Report how many lines below include "JSON", giving the figure alone.

** Items listed in a dataset **
"""

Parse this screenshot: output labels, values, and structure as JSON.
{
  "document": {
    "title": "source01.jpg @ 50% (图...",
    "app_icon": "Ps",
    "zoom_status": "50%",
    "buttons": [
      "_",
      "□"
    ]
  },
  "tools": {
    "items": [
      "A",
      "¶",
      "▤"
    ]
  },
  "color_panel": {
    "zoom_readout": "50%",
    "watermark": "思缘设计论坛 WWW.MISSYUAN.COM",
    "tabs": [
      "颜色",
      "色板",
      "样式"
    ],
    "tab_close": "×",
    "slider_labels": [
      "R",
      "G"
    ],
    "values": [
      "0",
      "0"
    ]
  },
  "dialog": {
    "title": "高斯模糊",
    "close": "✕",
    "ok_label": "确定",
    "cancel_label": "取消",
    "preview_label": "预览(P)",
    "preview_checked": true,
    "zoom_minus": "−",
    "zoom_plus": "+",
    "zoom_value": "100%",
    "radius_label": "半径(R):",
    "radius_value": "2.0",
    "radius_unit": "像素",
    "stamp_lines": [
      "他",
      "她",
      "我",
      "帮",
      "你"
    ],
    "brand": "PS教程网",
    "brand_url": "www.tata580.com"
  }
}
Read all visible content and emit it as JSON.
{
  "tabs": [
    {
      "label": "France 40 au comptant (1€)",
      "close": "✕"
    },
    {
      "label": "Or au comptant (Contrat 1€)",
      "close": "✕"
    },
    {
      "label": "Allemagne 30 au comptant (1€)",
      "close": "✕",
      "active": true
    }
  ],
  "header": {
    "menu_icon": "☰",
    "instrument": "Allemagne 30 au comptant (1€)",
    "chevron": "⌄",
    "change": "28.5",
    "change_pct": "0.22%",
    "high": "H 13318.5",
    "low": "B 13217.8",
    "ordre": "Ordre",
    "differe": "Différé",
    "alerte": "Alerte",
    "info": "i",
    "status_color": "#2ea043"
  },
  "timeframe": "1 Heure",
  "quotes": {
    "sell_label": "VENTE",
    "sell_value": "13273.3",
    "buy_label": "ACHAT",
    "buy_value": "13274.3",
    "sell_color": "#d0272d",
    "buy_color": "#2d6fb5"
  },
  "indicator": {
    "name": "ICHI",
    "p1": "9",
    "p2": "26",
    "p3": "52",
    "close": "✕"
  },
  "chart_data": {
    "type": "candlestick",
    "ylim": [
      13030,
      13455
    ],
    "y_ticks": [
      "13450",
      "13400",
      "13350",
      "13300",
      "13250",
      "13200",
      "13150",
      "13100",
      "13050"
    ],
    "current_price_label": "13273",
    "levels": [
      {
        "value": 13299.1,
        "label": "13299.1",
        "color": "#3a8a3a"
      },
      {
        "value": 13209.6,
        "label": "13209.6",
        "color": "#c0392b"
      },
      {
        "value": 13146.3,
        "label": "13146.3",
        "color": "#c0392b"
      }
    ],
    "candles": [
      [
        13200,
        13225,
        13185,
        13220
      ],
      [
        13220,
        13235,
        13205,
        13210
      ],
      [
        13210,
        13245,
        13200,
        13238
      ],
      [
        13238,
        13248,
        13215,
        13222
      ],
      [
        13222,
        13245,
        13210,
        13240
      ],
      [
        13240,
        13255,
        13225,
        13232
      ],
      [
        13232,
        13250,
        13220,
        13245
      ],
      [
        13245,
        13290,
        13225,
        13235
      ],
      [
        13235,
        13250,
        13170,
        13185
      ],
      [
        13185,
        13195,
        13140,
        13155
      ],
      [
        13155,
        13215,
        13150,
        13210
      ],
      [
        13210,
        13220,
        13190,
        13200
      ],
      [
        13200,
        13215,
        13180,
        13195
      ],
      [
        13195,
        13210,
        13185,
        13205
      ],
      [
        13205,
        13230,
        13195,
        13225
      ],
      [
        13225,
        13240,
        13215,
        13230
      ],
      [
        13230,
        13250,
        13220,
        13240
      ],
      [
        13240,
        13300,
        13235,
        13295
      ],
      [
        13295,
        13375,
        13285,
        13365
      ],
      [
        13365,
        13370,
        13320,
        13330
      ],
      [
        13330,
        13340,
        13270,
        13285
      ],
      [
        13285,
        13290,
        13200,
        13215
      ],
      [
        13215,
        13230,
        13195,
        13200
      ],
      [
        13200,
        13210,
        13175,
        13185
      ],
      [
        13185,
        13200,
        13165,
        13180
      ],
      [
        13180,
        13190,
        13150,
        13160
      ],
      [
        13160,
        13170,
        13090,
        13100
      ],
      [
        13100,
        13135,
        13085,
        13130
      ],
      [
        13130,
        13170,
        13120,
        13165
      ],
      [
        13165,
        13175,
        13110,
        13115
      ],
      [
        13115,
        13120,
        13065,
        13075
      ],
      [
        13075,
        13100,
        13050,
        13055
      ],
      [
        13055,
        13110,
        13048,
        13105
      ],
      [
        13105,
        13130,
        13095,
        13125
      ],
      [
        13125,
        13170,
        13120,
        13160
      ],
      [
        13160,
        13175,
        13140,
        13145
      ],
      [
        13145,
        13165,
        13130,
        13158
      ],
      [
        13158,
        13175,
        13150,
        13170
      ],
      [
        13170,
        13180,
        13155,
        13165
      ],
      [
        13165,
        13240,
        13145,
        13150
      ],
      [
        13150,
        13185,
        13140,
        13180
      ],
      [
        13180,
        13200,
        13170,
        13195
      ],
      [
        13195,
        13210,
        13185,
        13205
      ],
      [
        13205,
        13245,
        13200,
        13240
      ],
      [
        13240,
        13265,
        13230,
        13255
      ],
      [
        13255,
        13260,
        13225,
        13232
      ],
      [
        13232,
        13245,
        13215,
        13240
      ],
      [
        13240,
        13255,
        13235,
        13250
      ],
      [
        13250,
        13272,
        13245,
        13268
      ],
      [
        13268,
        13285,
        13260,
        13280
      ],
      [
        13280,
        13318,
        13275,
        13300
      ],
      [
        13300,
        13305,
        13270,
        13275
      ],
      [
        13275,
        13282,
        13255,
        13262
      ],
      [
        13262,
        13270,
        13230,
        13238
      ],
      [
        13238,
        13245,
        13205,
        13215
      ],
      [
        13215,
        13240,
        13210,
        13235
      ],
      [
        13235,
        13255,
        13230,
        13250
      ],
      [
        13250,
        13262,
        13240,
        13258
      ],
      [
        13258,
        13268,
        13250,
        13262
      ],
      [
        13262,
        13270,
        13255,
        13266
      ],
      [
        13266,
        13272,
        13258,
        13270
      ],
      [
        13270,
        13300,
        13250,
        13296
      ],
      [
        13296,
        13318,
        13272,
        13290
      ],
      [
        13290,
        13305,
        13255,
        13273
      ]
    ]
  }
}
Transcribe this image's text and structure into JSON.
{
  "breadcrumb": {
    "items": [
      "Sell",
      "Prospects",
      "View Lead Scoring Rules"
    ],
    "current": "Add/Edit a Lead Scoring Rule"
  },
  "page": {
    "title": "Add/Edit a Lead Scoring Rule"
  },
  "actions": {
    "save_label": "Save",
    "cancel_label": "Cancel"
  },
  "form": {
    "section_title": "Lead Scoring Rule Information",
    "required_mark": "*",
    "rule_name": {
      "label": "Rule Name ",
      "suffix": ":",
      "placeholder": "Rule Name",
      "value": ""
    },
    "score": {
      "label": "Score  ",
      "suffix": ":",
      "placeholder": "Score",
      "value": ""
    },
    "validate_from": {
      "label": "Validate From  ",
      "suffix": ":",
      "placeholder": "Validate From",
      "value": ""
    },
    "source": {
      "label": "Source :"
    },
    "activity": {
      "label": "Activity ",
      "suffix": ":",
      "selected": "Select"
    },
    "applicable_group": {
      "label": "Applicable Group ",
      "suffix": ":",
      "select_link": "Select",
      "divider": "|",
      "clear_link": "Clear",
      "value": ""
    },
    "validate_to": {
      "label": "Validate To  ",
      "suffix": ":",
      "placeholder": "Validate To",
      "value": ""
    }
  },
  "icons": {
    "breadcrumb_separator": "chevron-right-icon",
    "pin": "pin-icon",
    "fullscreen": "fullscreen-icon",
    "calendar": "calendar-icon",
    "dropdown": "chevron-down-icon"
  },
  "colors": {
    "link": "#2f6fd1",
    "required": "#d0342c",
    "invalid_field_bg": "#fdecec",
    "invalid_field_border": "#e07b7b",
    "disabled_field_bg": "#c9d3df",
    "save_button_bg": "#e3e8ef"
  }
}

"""

** Task output **
3